▸ Activity: What is the count of lines in the data that hold the string "true"? State the number alone.

__________

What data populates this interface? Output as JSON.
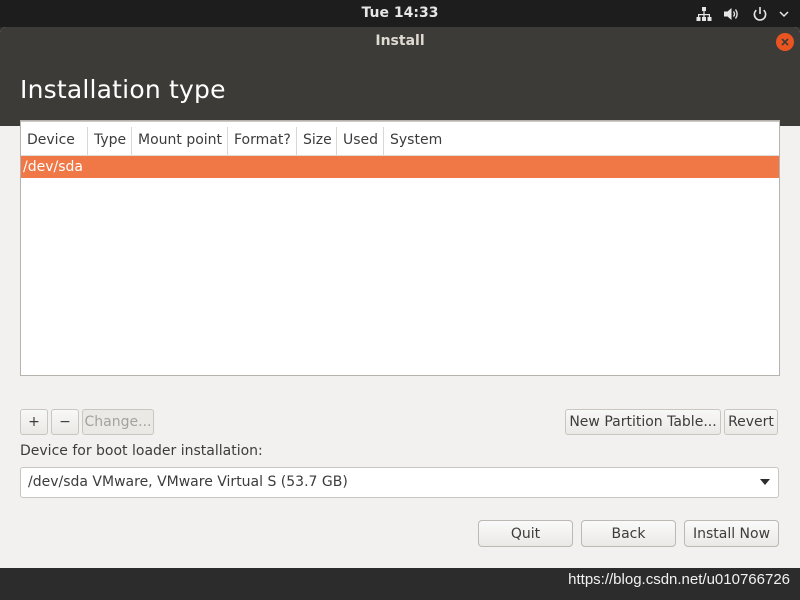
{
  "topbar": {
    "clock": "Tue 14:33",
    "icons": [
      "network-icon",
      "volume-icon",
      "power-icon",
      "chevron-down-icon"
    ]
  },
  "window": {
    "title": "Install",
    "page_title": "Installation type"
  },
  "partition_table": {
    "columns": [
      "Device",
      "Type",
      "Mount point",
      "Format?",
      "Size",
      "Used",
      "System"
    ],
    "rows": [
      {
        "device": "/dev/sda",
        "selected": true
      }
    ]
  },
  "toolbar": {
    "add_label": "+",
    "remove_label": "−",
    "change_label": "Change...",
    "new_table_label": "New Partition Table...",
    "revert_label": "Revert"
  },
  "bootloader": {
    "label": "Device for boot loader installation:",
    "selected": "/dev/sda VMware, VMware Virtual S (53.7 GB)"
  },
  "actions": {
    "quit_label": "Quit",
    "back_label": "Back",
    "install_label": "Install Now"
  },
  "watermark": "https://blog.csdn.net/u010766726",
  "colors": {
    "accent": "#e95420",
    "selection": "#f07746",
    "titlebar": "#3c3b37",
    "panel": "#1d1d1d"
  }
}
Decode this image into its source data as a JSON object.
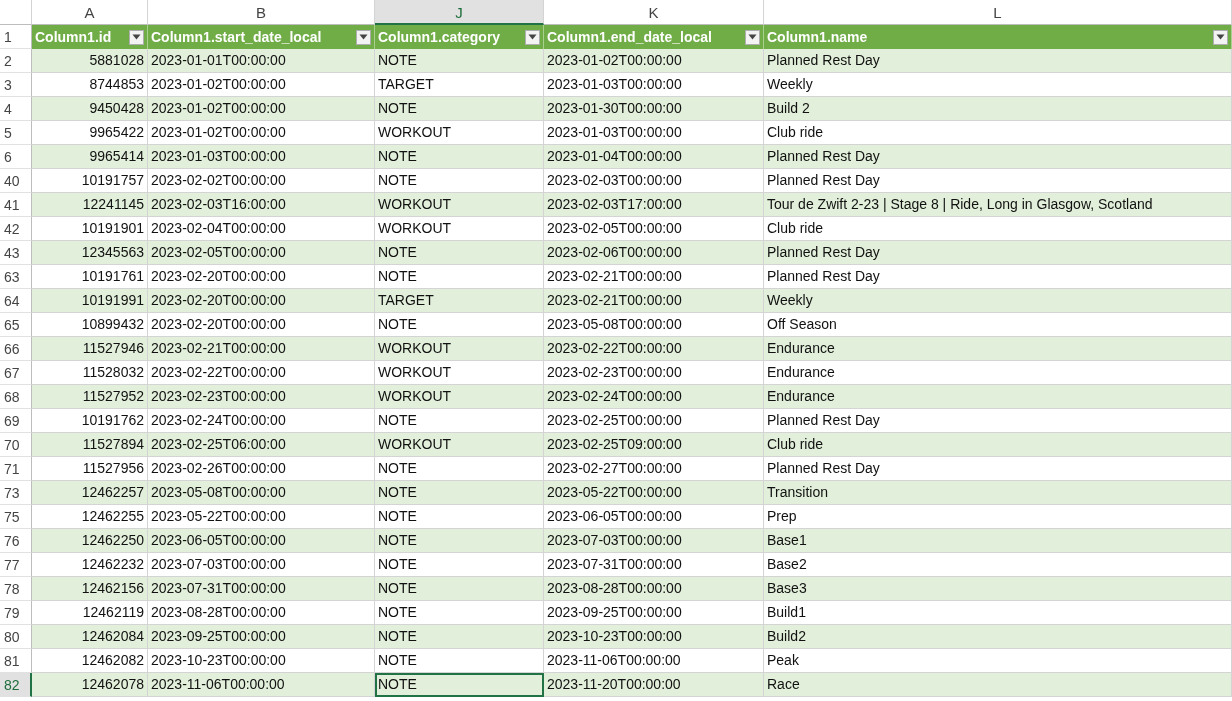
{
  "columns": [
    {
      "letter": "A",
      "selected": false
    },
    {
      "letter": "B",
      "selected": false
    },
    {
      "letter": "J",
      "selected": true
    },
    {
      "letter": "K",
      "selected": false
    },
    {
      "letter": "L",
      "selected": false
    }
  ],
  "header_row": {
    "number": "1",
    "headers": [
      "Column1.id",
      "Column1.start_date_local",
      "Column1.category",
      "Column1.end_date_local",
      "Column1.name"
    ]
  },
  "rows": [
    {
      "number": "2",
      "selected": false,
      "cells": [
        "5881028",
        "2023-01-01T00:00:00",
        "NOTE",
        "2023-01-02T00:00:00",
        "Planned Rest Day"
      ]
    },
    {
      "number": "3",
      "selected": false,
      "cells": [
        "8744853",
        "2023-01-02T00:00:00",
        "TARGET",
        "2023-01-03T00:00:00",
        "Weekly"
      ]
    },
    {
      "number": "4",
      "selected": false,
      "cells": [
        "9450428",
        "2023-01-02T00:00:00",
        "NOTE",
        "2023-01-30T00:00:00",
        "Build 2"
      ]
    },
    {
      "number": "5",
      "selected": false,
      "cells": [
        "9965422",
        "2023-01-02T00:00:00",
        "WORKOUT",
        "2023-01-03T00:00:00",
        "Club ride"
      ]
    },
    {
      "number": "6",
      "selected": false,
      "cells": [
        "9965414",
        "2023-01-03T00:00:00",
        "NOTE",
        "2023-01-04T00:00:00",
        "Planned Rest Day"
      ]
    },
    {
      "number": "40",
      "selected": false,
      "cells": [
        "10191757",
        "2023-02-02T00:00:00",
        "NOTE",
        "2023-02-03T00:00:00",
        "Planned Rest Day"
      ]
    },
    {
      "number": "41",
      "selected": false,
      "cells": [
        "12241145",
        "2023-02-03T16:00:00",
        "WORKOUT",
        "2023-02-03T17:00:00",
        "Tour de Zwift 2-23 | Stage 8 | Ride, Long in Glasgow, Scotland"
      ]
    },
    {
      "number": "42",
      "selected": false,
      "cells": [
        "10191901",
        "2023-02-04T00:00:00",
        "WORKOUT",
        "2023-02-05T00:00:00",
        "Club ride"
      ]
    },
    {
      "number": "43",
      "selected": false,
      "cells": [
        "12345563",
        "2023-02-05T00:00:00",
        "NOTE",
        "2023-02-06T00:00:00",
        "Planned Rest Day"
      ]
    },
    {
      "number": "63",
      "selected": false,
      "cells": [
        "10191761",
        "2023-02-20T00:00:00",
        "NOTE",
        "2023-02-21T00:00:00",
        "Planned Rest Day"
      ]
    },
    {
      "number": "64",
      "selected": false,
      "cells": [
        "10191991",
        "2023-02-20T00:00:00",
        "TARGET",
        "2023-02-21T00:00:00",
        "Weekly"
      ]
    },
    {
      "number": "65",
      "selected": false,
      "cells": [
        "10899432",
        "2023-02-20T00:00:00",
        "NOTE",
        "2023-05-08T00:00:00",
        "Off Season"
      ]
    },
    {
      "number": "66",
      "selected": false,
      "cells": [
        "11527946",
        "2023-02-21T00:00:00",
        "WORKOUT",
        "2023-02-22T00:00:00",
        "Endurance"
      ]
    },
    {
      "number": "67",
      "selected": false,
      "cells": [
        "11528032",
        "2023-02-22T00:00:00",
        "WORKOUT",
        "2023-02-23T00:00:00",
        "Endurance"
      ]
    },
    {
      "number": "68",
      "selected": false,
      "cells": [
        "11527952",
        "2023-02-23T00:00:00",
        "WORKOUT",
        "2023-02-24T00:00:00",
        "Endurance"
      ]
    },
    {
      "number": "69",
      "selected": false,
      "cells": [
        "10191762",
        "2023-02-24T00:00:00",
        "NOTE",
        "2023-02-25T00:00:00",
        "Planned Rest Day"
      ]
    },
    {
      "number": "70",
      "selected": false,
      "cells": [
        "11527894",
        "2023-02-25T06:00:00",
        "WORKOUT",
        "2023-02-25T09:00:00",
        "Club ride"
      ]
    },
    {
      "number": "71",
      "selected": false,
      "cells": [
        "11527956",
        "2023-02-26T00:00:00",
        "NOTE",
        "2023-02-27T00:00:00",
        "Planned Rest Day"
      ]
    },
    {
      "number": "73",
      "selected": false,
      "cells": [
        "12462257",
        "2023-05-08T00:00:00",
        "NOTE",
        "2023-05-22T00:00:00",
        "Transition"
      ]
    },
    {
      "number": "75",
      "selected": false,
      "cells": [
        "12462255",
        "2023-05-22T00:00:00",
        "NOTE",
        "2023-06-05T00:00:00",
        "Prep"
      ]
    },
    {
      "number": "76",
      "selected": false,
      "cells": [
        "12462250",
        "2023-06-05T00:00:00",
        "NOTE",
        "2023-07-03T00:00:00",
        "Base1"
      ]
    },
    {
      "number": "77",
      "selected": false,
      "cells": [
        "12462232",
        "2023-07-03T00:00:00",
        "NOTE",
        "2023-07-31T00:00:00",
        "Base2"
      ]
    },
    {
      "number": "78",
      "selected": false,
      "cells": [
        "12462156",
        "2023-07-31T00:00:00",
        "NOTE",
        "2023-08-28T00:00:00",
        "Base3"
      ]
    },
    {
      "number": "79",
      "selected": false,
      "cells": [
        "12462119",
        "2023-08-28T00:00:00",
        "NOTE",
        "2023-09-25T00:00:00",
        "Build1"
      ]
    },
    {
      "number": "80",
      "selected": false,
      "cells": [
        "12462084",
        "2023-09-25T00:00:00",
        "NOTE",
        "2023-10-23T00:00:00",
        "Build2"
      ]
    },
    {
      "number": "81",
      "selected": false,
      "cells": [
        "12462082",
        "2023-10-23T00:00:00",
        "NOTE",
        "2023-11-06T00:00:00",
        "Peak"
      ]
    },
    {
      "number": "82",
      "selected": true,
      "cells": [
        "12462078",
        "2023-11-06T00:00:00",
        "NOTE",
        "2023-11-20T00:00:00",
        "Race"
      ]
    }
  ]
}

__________

▸ Answer to the exercise: 3